At Home Depot I spotted a table with small hydrangeas for sale. I call it a “greenhouse” hydrangea because I imagine that is where it came from. The price was around $12 as I recall, so I bought one. Now I know these are not like the hydrangea plants I purchased in New Hampshire to plant in my northern yard.
The tag on this one said it “likes cool nights” and it’s climate preference is 50-70 F. That’s what “cool” is in Florida. It’s also listed as a Houseplant. This plant obviously can’t take wintering in a dormant stage over several months. Growing hydrangeas this way is new to me.
It is January, and the weather has cooled off nicely here in central Florida. The windows are open, and it’s a pleasure to be outdoors. Finally I wanted to shop for plants because walking through the nursery was fun!
Christmas spending is over and I decided to add a few essential plants to my home. I traveled to Lindley’s Garden Center in New Smyrna and bought a little Staghorn Fern which is hanging under the Brazilian pepper trees in my backyard.
For inside the house I added a little thyme plant to the kitchen windowsill – a necessity for cooking – and a Fiddleleaf Fig tree to the dining room. Yes, I have a Fig Tree! I have wanted one for a very long time, and finally splurged on this beauty. Now I need to find a suitable decorative pot to complete the look. I’m in the process of finding the perfect pot.
If this fig tree looks familiar, I wouldn’t be surprised. It is used often as backdrop greenery for commercials, tv shows, and movies. You can hardly watch any show or read any magazine without seeing one somewhere in the background. If you are a fan of the Fixer Upper show, Joanna uses them often when decorating finished homes. The gorgeous fiddle-shaped leaves grow in bunches from a straight trunk to create a tall, textured green space. Various size trees can be grouped together to make a big accent area, but single trees are enough to decorate any room with interest. They can grow tall without being overwhelming, and the combination of stalks and fat leaves is such fun. Smaller trees can even go on countertops or tables. If my house was larger, I would have many of these trees scattered about. As it is, I could barely find room for just one.
At Lindley’s I paid $39.50 for this tree which is about 4 feet tall. Mind you the pot is nothing special. To get it home I set it on the floor of the passenger side of my Subaru and tilted it back toward the seat. I did have to grab the pot as I went around corners as it wanted to roll, but no leaves broke off- phew. I got it home safely and am so pleased to finally have this tree to enjoy.
How to Care For the Fiddle-leaf Fig Tree
After a day or two I took the tree outside and sprayed it down with the hose. I added a little fish fertilizer and watered it good. I am lucky to live in a tropical location because these trees love sunlight (filtered, not direct) and warmth (with humidity thrown in). Because of this, I have a good chance of keeping this tree happy and healthy. I can give it some playtime outside now and then, which I do with all my houseplants.
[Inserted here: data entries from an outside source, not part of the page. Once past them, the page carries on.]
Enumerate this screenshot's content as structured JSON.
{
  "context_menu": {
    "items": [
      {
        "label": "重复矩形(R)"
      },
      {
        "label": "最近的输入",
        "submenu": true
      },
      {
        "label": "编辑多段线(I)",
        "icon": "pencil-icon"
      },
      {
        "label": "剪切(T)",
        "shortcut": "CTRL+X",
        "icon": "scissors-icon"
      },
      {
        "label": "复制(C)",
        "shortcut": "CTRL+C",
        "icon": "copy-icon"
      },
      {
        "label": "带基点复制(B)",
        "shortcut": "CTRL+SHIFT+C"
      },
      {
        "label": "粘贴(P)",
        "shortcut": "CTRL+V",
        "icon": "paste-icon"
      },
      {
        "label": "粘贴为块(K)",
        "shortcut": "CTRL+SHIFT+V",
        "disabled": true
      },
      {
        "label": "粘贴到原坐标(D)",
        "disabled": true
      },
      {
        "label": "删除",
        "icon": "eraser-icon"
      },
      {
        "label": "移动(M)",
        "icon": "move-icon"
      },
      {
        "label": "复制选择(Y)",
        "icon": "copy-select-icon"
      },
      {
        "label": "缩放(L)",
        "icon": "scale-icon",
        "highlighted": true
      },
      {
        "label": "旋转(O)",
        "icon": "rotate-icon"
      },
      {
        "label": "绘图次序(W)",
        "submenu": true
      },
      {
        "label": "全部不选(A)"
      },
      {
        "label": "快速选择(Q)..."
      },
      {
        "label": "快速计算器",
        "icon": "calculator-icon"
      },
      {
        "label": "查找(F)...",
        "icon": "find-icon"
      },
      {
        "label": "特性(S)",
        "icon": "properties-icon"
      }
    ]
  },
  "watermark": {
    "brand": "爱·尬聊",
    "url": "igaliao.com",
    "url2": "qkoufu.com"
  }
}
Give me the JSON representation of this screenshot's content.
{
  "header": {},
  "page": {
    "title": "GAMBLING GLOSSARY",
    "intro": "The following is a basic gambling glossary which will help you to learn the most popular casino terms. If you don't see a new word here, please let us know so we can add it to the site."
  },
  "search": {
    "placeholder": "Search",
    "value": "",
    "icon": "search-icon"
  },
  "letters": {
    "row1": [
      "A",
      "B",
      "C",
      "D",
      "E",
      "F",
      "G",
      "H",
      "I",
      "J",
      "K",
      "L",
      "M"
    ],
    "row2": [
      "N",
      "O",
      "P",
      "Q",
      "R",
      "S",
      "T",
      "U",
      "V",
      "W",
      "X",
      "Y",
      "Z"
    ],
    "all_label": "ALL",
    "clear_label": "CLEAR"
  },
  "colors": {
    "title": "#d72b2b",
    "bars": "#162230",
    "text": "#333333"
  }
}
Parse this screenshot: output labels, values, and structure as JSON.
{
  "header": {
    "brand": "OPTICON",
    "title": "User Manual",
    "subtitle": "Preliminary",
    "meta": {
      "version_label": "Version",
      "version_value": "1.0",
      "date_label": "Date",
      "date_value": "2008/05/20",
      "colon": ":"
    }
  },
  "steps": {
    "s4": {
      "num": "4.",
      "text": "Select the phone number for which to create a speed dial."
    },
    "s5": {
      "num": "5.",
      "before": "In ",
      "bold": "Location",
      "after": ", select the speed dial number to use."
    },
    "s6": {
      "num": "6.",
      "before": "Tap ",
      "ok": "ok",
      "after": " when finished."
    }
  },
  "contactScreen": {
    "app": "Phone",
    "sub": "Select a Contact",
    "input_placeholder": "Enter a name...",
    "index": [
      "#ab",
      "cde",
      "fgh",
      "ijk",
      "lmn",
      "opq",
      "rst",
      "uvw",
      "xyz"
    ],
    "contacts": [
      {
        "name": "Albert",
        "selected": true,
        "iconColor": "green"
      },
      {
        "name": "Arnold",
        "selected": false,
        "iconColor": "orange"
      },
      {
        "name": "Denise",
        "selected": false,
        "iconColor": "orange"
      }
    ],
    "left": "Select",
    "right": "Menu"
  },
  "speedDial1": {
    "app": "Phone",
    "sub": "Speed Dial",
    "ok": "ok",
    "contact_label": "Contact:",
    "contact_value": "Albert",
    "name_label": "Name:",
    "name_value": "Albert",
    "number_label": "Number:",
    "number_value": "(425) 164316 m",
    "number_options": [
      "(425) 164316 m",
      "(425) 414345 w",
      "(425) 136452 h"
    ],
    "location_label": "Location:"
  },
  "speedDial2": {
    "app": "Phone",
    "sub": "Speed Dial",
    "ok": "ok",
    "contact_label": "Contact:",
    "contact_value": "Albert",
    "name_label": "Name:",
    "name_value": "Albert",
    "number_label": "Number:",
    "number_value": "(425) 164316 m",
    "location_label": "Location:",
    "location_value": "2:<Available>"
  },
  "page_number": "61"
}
I’m not sure how well a Fiddleleaf Fig would fare in a northern climate, but the HGTV website has some advice for those of you who would like to try to grow one.
Fig Tree Artwork
One afternoon I decided to draw the fig tree. After I finished the drawing I uploaded it and used Pixelmater to remove the background and add color. Then I played around with the image and used it to create artwork for sale in my Zazzle store, Clara’s Desk. Below is the poster I made.